Not only is corn one of the three crops most highly contaminated with aflatoxins (the other two are peanuts and cottonseed), itís an extremely allergenic food and difficult to digest.
As youíre checking pet food ingredient lists, keep in mind cereals are another source of frequent aflatoxin contamination, including maize (corn), sorghum, pearl millet, rice and wheat.
Many inexpensive, low quality pet foods rely heavily on the above ingredients."
If you cannot do raw, consider The Honest Kitchen Dehydrated food. It is the ONLY 100% HUMAN Grade food, processed in a HUMAN Grade facility, that the FDA recognizes and leagally allows to use the words Human Grade on their advertising and packaging.
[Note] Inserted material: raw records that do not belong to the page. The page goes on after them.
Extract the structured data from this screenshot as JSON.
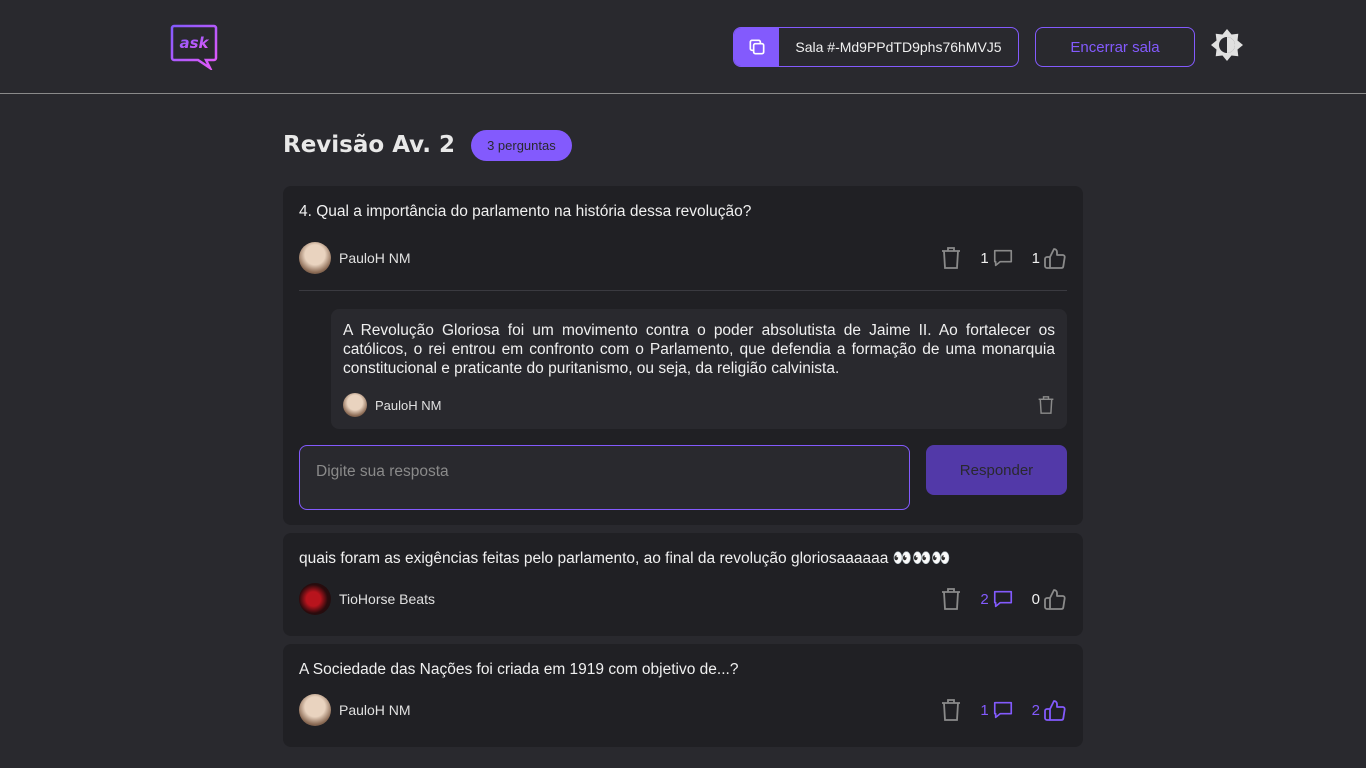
{
  "header": {
    "logo_text": "ask",
    "room_code": "Sala #-Md9PPdTD9phs76hMVJ5",
    "close_room_label": "Encerrar sala"
  },
  "room": {
    "title": "Revisão Av. 2",
    "question_count": "3 perguntas"
  },
  "colors": {
    "background": "#29292e",
    "card": "#202024",
    "accent": "#835afd"
  },
  "questions": [
    {
      "text": "4. Qual a importância do parlamento na história dessa revolução?",
      "author": "PauloH NM",
      "answers_count": "1",
      "likes_count": "1",
      "answer": {
        "text": "A Revolução Gloriosa foi um movimento contra o poder absolutista de Jaime II. Ao fortalecer os católicos, o rei entrou em confronto com o Parlamento, que defendia a formação de uma monarquia constitucional e praticante do puritanismo, ou seja, da religião calvinista.",
        "author": "PauloH NM"
      },
      "reply_placeholder": "Digite sua resposta",
      "reply_button": "Responder"
    },
    {
      "text": "quais foram as exigências feitas pelo parlamento, ao final da revolução gloriosaaaaaa 👀👀👀",
      "author": "TioHorse Beats",
      "answers_count": "2",
      "likes_count": "0"
    },
    {
      "text": "A Sociedade das Nações foi criada em 1919 com objetivo de...?",
      "author": "PauloH NM",
      "answers_count": "1",
      "likes_count": "2"
    }
  ]
}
All Natural Dog Food - Dehydrated Pet Food | The Honest Kitchen
The grain free varieties are Embark, Force, Zeal, & Love. A 10 pound box is approximately $85 but RE-hydrates to 35 to 40 pounds of food. Usually found at Doggie Boutiques. Put your zip code in here to find a location: http://www.thehonestkitchen.com/find-a-retailer
I finally found the note I was looking for about a friends experience with SLIT. I will pm it to you.
Keep us posted!
|10-23-2013 09:56 PM|
|HankGSD||I am getting the full report emailed to me tomorrow but is seems my boy is allergic to spring/summer grasses and tree pollen, year round mold and grain mites. I am so disgusted by reading about the grain mites and mold (which may also be in commercial dog food grains). I will know for sure what molds he is allergic to when I get the report. Hank is now on a grain free kibble but the dermatologist says the same equipment is used to produce various proteins/grains so there is always contamination. So, yes, I could feed raw or make homemade, but since he also has the environmental allergies I feel I have no choice but to go with the immunotherapy. I was quoted $40 a month which I think is reasonable, maybe even a bargain.|
|10-10-2013 11:09 AM|
|HankGSD||Yep, I am totally guessing on the price; I found a vet's site from 2012 that said the drops are $210 but last 5 months so that's how I did the math; but actually $210 divided by 5 is $42. (Math is not my strong suit.)|
|10-10-2013 10:56 AM|
Funny you should post this!
I just e-mailed Nikki's dermatologist yesterday to see if he offered the drops yet and he does When it's time for a refill we will switch over to the drops.
I don't have the exact cost yet but I was told it's about $40 - $50 more than her allergy vaccines. That averages out to about $100 a month.
|10-10-2013 10:51 AM|
An acquaintance of mine did this with GREAT results! Congrats on seeking out this type of therapy!
I don't have the info here at work but if I find it later today at home, I will pm her notes/experience to you.
|10-10-2013 10:30 AM|
Has anyone tried sublingual immunotheraphy for your allergic dog? I took the plunge yesterday for the $200 allergy test and I am awaiting the results of what he is allergic to, and then the recommendation from the derm vet how to proceed.
The derm vet is enthusiastic about the sublingual drops saying the success rate is better than injections.
I wouldn't have a problem giving injections (I raised a diabetic child) but I'm not so sure Hank would be the most compliant patient.
I am especially interested in the COST of this therapy; we didn't get into that at the vet but what little information I have been able to come across on the web indicates it might be about $20-$30 a month which is reasonable.